He was being nice.
Rumours abound that Rudy Gay is in line for an extension from the Raps just as soon as Colangelo is extended, himself. By 2014, Lowry with DeRozan and Gay will comprise more than ⅔ of the Raptors’ cap space. Essentially, this is your basketball team for the next half decade, barring an even more expensive firesale down the road. This is all you get with an indeterminate contribution from Valanciunas. Does Sam Presti look at this team and quibble? Would Daryl Morey pin his hopes to such severely flawed players with almost no hope for financial flexibility or upside? For all your Kaponos and O’Neals and Turkoglus, you circle back around to Rudy Gay. Yes, this is your team.
Coroner's Report (I mean, conclusion)
It’s both ironic and fitting that this week, the general manager that I am on record as speculating that he is a spy sent to destroy this team, strip it and ship its parts to Las Vegas is also presiding over the most sophisticated basketball analysis project since James Naismith decided to keep score. That the Raptors are capable of, simultaneously, incredible innovation and regressive, anachronistic teamcraft speaks to the very essence of what this team has represented for the past seven years (and the 11 before that, to be fair): they are neither committed nor capable of winning yet they cannot power down to reassess and rebuild. They hand out lavish contracts as a vote of confidence to inconsequential talent, then expensively trade that talent on a whim. They avoid the draft whenever possible yet show the kind of commitment to a few of their draft picks to the detriment of all else. This Raptors team may be both in possession of the finest secrets to winning basketball games ever assembled while fielding a team incapable of hearing the message. Even the fans, loyal and present, have only ever shown a collective ability to do one thing -- boo departed stars.

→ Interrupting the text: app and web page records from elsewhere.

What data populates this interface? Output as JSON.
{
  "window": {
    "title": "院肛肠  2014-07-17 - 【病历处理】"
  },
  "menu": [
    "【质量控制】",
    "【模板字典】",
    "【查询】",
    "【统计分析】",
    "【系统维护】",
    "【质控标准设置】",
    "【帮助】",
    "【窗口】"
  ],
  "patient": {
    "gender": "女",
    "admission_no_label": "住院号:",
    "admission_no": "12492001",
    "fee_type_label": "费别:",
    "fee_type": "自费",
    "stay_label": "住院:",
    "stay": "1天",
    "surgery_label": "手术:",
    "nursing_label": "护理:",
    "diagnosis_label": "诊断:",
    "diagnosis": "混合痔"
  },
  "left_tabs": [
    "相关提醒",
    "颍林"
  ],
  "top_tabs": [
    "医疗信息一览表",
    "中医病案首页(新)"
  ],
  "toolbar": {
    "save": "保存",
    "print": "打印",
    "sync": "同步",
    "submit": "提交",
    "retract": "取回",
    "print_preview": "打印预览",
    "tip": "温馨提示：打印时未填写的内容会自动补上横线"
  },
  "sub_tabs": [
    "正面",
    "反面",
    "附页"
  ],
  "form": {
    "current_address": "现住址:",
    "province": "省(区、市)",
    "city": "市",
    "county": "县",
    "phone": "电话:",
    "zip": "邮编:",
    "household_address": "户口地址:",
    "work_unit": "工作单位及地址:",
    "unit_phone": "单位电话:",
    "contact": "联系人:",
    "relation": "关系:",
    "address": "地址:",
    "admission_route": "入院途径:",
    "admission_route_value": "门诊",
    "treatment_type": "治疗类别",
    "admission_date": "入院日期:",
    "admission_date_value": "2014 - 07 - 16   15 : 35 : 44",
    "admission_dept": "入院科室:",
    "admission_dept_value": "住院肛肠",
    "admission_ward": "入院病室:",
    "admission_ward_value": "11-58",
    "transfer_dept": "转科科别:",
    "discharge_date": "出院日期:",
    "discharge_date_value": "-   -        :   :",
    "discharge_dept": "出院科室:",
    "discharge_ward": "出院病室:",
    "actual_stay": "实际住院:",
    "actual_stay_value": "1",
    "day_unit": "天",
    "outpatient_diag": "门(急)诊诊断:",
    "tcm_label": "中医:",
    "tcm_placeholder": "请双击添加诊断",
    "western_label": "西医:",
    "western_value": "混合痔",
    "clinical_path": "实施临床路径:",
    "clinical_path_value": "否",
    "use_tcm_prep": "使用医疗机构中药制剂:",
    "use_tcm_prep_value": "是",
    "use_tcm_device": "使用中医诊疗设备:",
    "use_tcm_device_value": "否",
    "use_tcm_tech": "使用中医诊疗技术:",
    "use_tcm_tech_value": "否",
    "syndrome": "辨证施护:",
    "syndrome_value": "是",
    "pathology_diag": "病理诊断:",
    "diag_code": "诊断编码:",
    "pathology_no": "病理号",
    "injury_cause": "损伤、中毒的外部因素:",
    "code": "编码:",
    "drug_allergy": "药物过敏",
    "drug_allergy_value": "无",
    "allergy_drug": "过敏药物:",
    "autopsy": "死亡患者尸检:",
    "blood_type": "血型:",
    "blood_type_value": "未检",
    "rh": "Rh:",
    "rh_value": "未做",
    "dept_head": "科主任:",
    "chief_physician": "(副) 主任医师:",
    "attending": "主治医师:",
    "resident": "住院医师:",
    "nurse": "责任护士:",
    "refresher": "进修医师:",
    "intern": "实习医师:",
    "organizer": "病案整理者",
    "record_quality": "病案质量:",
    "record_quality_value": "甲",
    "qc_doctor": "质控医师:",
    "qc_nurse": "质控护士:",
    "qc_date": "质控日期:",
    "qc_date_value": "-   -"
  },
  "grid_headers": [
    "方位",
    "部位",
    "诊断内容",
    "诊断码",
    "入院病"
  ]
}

I like to joke about how the Blue Jays appear in so many baseball movies (I’m talking the Major Leagues(s), Little Big League, etc.) as montage opponents while the protagonist team finally “puts it together” in the films’ second acts. Essentially, these fictional Jays were a team full of extras. Their purpose was just to “be there” like a mogul or a pylon. Though I don’t think expansion had touched down at Pearson at the time of Celtic Pride or Eddie, it is Toronto’s basketball team that has carried on the spirit of merely existing as a tiny hurdle in others’ narratives.
And, therefore, being a Raptor fan takes on a certain surreal quality. It’s like being a fan of that indie band that was never cool to begin with. It’s like playing the Shepherd in the Christmas play. It’s like being Jesse Heiman. And nothing is going to change this strange reality; nothing except winning (and winning and winning). Not a Steve Nash patriotic homecoming; not a flashy, $20 million forward; not even a display of technological wizardry resigned to be ignored by the guttiness of careerist journeymen players and coaches. It’s everything. Putting it all together: the players and the plays. It’s recognizing value then maximizing it. It’s asking “what else can we do?” not in exacerbation but because there’s always another angle and another edge. It’s time to bring in the wins. And it’s time to roll over this Colangelo guy, roll up our sleeves and roll through the NBA. Let’s roll.
N.B. Thank you for reading The B.C. Autopsy. I hope it was as therapeutic for you to read as it was for me to write. Thanks to zgall1 for suggesting this project. If you need me, I’ll be in my happy place. No one can hurt me there.